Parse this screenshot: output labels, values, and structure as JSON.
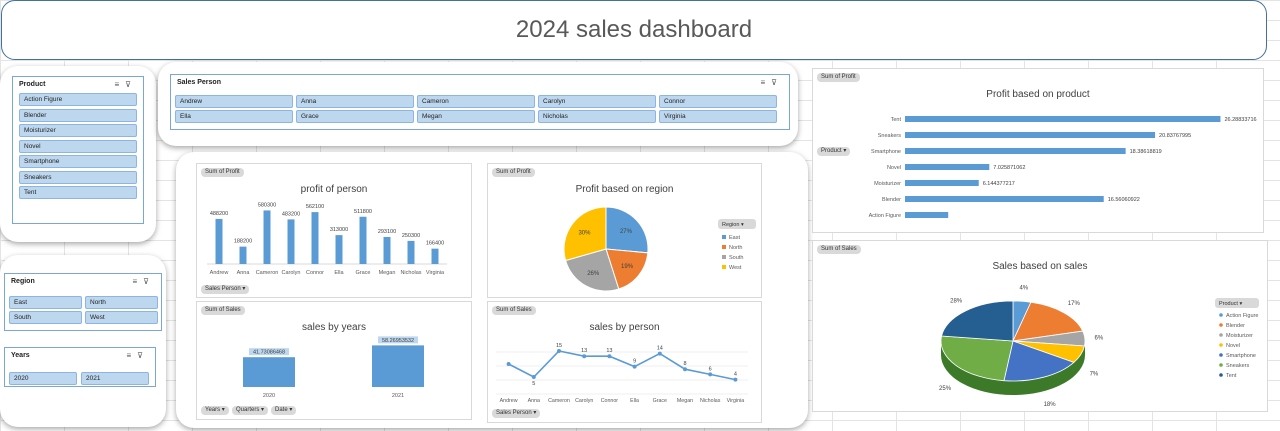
{
  "title": "2024 sales dashboard",
  "product_slicer": {
    "header": "Product",
    "items": [
      "Action Figure",
      "Blender",
      "Moisturizer",
      "Novel",
      "Smartphone",
      "Sneakers",
      "Tent"
    ]
  },
  "salesperson_slicer": {
    "header": "Sales Person",
    "items": [
      "Andrew",
      "Anna",
      "Cameron",
      "Carolyn",
      "Connor",
      "Ella",
      "Grace",
      "Megan",
      "Nicholas",
      "Virginia"
    ]
  },
  "region_slicer": {
    "header": "Region",
    "items": [
      "East",
      "North",
      "South",
      "West"
    ]
  },
  "years_slicer": {
    "header": "Years",
    "items": [
      "2020",
      "2021"
    ]
  },
  "profit_person": {
    "field": "Sum of Profit",
    "filter": "Sales Person",
    "chart_data": {
      "type": "bar",
      "title": "profit of person",
      "categories": [
        "Andrew",
        "Anna",
        "Cameron",
        "Carolyn",
        "Connor",
        "Ella",
        "Grace",
        "Megan",
        "Nicholas",
        "Virginia"
      ],
      "values": [
        488200,
        188200,
        580300,
        483200,
        562100,
        313000,
        511800,
        293100,
        250300,
        166400
      ],
      "value_labels": [
        "488200",
        "188200",
        "580300",
        "483200",
        "562100",
        "313000",
        "511800",
        "293100",
        "250300",
        "166400"
      ],
      "ylim": [
        0,
        650000
      ],
      "color": "#5b9bd5"
    }
  },
  "profit_region": {
    "field": "Sum of Profit",
    "legend_title": "Region",
    "chart_data": {
      "type": "pie",
      "title": "Profit based on region",
      "labels": [
        "East",
        "North",
        "South",
        "West"
      ],
      "values": [
        27,
        19,
        26,
        30
      ],
      "value_labels": [
        "27%",
        "19%",
        "26%",
        "30%"
      ],
      "colors": [
        "#5b9bd5",
        "#ed7d31",
        "#a5a5a5",
        "#ffc000"
      ]
    }
  },
  "sales_years": {
    "field": "Sum of Sales",
    "filters": [
      "Years",
      "Quarters",
      "Date"
    ],
    "chart_data": {
      "type": "bar",
      "title": "sales by years",
      "categories": [
        "2020",
        "2021"
      ],
      "values": [
        41.73086468,
        58.26953532
      ],
      "value_labels": [
        "41.73086468",
        "58.26953532"
      ],
      "ylim": [
        0,
        70
      ],
      "color": "#5b9bd5"
    }
  },
  "sales_person": {
    "field": "Sum of Sales",
    "filter": "Sales Person",
    "chart_data": {
      "type": "line",
      "title": "sales by person",
      "categories": [
        "Andrew",
        "Anna",
        "Cameron",
        "Carolyn",
        "Connor",
        "Ella",
        "Grace",
        "Megan",
        "Nicholas",
        "Virginia"
      ],
      "values": [
        10,
        5,
        15,
        13,
        13,
        9,
        14,
        8,
        6,
        4
      ],
      "value_labels": [
        "",
        "5",
        "15",
        "13",
        "13",
        "9",
        "14",
        "8",
        "6",
        "4"
      ],
      "ylim": [
        0,
        20
      ],
      "color": "#5b9bd5"
    }
  },
  "profit_product": {
    "field": "Sum of Profit",
    "filter": "Product",
    "chart_data": {
      "type": "bar",
      "orientation": "horizontal",
      "title": "Profit based on product",
      "categories": [
        "Tent",
        "Sneakers",
        "Smartphone",
        "Novel",
        "Moisturizer",
        "Blender",
        "Action Figure"
      ],
      "values": [
        26.28833716,
        20.83767995,
        18.38618819,
        7.025871062,
        6.144377217,
        16.56060922,
        3.6
      ],
      "value_labels": [
        "26.28833716",
        "20.83767995",
        "18.38618819",
        "7.025871062",
        "6.144377217",
        "16.56060922",
        ""
      ],
      "xlim": [
        0,
        30
      ],
      "color": "#5b9bd5"
    }
  },
  "sales_product": {
    "field": "Sum of Sales",
    "legend_title": "Product",
    "chart_data": {
      "type": "pie",
      "title": "Sales based on sales",
      "labels": [
        "Action Figure",
        "Blender",
        "Moisturizer",
        "Novel",
        "Smartphone",
        "Sneakers",
        "Tent"
      ],
      "values": [
        4,
        17,
        6,
        7,
        18,
        25,
        23
      ],
      "value_labels": [
        "4%",
        "17%",
        "6%",
        "7%",
        "18%",
        "25%",
        "28%"
      ],
      "colors": [
        "#5b9bd5",
        "#ed7d31",
        "#a5a5a5",
        "#ffc000",
        "#4472c4",
        "#70ad47",
        "#255e91"
      ]
    }
  }
}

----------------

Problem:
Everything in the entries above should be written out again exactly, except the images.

Answer area:
Parse this screenshot: output labels, values, and structure as JSON.
{
  "title": "2024 sales dashboard",
  "product_slicer": {
    "header": "Product",
    "items": [
      "Action Figure",
      "Blender",
      "Moisturizer",
      "Novel",
      "Smartphone",
      "Sneakers",
      "Tent"
    ]
  },
  "salesperson_slicer": {
    "header": "Sales Person",
    "items": [
      "Andrew",
      "Anna",
      "Cameron",
      "Carolyn",
      "Connor",
      "Ella",
      "Grace",
      "Megan",
      "Nicholas",
      "Virginia"
    ]
  },
  "region_slicer": {
    "header": "Region",
    "items": [
      "East",
      "North",
      "South",
      "West"
    ]
  },
  "years_slicer": {
    "header": "Years",
    "items": [
      "2020",
      "2021"
    ]
  },
  "profit_person": {
    "field": "Sum of Profit",
    "filter": "Sales Person",
    "chart_data": {
      "type": "bar",
      "title": "profit of person",
      "categories": [
        "Andrew",
        "Anna",
        "Cameron",
        "Carolyn",
        "Connor",
        "Ella",
        "Grace",
        "Megan",
        "Nicholas",
        "Virginia"
      ],
      "values": [
        488200,
        188200,
        580300,
        483200,
        562100,
        313000,
        511800,
        293100,
        250300,
        166400
      ],
      "value_labels": [
        "488200",
        "188200",
        "580300",
        "483200",
        "562100",
        "313000",
        "511800",
        "293100",
        "250300",
        "166400"
      ],
      "ylim": [
        0,
        650000
      ],
      "color": "#5b9bd5"
    }
  },
  "profit_region": {
    "field": "Sum of Profit",
    "legend_title": "Region",
    "chart_data": {
      "type": "pie",
      "title": "Profit based on region",
      "labels": [
        "East",
        "North",
        "South",
        "West"
      ],
      "values": [
        27,
        19,
        26,
        30
      ],
      "value_labels": [
        "27%",
        "19%",
        "26%",
        "30%"
      ],
      "colors": [
        "#5b9bd5",
        "#ed7d31",
        "#a5a5a5",
        "#ffc000"
      ]
    }
  },
  "sales_years": {
    "field": "Sum of Sales",
    "filters": [
      "Years",
      "Quarters",
      "Date"
    ],
    "chart_data": {
      "type": "bar",
      "title": "sales by years",
      "categories": [
        "2020",
        "2021"
      ],
      "values": [
        41.73086468,
        58.26953532
      ],
      "value_labels": [
        "41.73086468",
        "58.26953532"
      ],
      "ylim": [
        0,
        70
      ],
      "color": "#5b9bd5"
    }
  },
  "sales_person": {
    "field": "Sum of Sales",
    "filter": "Sales Person",
    "chart_data": {
      "type": "line",
      "title": "sales by person",
      "categories": [
        "Andrew",
        "Anna",
        "Cameron",
        "Carolyn",
        "Connor",
        "Ella",
        "Grace",
        "Megan",
        "Nicholas",
        "Virginia"
      ],
      "values": [
        10,
        5,
        15,
        13,
        13,
        9,
        14,
        8,
        6,
        4
      ],
      "value_labels": [
        "",
        "5",
        "15",
        "13",
        "13",
        "9",
        "14",
        "8",
        "6",
        "4"
      ],
      "ylim": [
        0,
        20
      ],
      "color": "#5b9bd5"
    }
  },
  "profit_product": {
    "field": "Sum of Profit",
    "filter": "Product",
    "chart_data": {
      "type": "bar",
      "orientation": "horizontal",
      "title": "Profit based on product",
      "categories": [
        "Tent",
        "Sneakers",
        "Smartphone",
        "Novel",
        "Moisturizer",
        "Blender",
        "Action Figure"
      ],
      "values": [
        26.28833716,
        20.83767995,
        18.38618819,
        7.025871062,
        6.144377217,
        16.56060922,
        3.6
      ],
      "value_labels": [
        "26.28833716",
        "20.83767995",
        "18.38618819",
        "7.025871062",
        "6.144377217",
        "16.56060922",
        ""
      ],
      "xlim": [
        0,
        30
      ],
      "color": "#5b9bd5"
    }
  },
  "sales_product": {
    "field": "Sum of Sales",
    "legend_title": "Product",
    "chart_data": {
      "type": "pie",
      "title": "Sales based on sales",
      "labels": [
        "Action Figure",
        "Blender",
        "Moisturizer",
        "Novel",
        "Smartphone",
        "Sneakers",
        "Tent"
      ],
      "values": [
        4,
        17,
        6,
        7,
        18,
        25,
        23
      ],
      "value_labels": [
        "4%",
        "17%",
        "6%",
        "7%",
        "18%",
        "25%",
        "28%"
      ],
      "colors": [
        "#5b9bd5",
        "#ed7d31",
        "#a5a5a5",
        "#ffc000",
        "#4472c4",
        "#70ad47",
        "#255e91"
      ]
    }
  }
}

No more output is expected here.